There is some real “gold” in this chapter, and I will just quote the final points to remember:

  • “Unless you build your business into a brand, you’ll never have the Midas Touch.
  • Your brand must be genuine, not fake. People can spot a fake.
  • A brand is not a logo. A brand is the promise you put out there and the experience you deliver.
  • People buy with their hearts and justify their purchases with their minds. So have the courage to find your heart and put it into your brand.
  • Figure out what really moves you. You’ve got to have the fire in order to have the Midas Touch.
  • If you are too cheap to invest in your brand or yourself, then the Midas Touch will elude you. By cheap, we’re talking about money, time, commitment, and people.
  • Do whatever it takes to improve your public-speaking skills. You’ll absolutely need them.”

These seven, succinct, points are more valuable than any commentary I have.


I have had good business relationships, and I’ve had bad ones. The biggest takeaway I have from this chapter is a formula that I devised:

  1. Develop relationships slowly, and end them quickly. Hire slow, fire fast.
  2. When a relationship gets “deeper” (shared ownership), get a good attorney to write up very clear agreements. Understand both ownership and control, and ensure there is an exit clause.
  3. As long as you have a vested interest in the business’ success, stay active to some degree. Trust but verify.


This section was a little more unfocused in my opinion. Maybe the authors were trying to think of a fifth area. Maybe they were trying to figure out how to associate something to another finger. In any event, there were multiple takeaways from this chapter, but I will focus on just one, which comes back to the difference between the S and B quadrants, which I feel was one of the main focuses of this entire book.

The subtitle of the book, after all, is Why Some Entrepreneurs Get Rich-And Why Most Don’t. See the image below. Most entrepreneurs stay in the S quadrant, because they started a business to do something they’re good at. They may make more money than they would as an E at a job, but they will also pay more taxes, and they won’t be able to leverage OPT (other people’s time) or OPM (other people’s money). On the other side of the quadrant lie the rich. Big business owners (and Investors) leverage OPT and OPM, and that’s how you get rich.

So what’s the takeaway? If you’re an E, find a way to become an S. Start your own business, learn to sell, get customers, and develop all the stuff that Midas Touch talks about. THEN, you want to move to B and I. The simplest way to do this is to think of all the things you do in your S business as systems. How can you turn your functions into systems that you can hand over to someone else? Only once you separate yourself from your business can you have the Midas Touch.

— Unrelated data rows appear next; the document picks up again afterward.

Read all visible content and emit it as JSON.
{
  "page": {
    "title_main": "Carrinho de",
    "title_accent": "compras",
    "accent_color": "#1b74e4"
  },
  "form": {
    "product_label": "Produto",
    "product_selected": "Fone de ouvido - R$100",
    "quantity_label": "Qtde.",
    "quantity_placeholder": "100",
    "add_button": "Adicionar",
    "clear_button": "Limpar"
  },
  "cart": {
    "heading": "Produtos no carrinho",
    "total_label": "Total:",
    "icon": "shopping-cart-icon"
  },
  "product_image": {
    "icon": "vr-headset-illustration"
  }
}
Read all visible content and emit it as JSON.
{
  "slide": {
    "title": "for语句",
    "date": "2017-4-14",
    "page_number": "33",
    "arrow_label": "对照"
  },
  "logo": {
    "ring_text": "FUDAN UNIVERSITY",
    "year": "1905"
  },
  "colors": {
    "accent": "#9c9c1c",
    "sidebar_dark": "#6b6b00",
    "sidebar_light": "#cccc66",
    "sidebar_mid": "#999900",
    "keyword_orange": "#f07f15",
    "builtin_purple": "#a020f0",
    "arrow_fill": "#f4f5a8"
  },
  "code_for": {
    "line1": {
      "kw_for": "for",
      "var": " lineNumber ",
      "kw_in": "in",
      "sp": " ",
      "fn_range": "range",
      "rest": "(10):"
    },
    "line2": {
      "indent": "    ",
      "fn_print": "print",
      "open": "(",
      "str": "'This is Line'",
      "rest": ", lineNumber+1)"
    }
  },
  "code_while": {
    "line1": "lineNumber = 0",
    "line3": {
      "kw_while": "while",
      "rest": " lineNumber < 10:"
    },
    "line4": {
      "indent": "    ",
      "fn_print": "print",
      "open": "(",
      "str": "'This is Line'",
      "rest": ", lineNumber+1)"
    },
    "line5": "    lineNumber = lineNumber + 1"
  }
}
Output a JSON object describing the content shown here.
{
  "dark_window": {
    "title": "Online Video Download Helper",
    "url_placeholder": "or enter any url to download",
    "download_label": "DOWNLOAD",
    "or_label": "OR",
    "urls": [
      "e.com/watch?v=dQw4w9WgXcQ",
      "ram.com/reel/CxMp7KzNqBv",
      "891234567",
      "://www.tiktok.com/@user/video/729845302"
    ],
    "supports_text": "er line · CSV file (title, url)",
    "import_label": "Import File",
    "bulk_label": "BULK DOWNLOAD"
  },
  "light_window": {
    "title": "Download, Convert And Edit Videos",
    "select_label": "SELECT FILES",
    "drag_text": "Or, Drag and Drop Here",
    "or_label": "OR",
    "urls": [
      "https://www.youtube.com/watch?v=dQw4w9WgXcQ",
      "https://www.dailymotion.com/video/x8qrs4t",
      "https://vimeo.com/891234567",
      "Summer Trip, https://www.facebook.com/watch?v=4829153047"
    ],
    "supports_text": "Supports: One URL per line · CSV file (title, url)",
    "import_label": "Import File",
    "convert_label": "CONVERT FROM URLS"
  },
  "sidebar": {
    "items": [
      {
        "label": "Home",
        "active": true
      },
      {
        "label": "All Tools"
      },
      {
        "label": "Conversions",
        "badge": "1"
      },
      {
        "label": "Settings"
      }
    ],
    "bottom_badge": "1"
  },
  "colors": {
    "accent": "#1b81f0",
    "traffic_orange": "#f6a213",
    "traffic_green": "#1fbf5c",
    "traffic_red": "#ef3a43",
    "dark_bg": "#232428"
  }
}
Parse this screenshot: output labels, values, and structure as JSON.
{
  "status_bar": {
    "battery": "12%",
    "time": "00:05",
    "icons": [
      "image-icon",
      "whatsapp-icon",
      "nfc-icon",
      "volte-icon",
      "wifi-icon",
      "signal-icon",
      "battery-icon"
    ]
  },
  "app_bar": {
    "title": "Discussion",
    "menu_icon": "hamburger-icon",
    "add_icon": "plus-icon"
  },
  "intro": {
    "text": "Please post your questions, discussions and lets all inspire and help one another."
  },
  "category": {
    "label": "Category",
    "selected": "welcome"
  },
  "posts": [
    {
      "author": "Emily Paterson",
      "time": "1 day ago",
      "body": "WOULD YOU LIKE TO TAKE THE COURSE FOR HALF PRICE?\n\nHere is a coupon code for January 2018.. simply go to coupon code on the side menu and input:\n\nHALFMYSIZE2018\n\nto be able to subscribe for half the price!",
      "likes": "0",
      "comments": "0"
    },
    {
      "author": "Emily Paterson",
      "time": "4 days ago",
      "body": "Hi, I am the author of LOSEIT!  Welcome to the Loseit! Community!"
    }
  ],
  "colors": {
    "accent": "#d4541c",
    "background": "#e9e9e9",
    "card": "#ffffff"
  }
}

Some people will never do this, because they either can’t, or they don’t want to. If you’re too busy working for your business, you may not have time to create systems and hire people to take on work. If you’re a perfectionist, you may think “no one can do it as well as I can.” If either of those are the case, and you’re happy with how your business is going, then you should stay in the S quadrant. But my biggest takeaway from this book is that, if you want to grow your business, you must separate yourself from it.


I recommend any serious entrepreneur or wantrepreneur read this book. But I hope this book learning episode gives some good insights and helps you in some way! Interact to drive these points home and get discussion going:

  1. Which was your favorite finger of the Midas Touch?
  2. What quadrant are you in? How long have you been there?
  3. What quadrant do you WANT to be in? What do you need to do to get there?

Thanks for reading, and I will see you next time!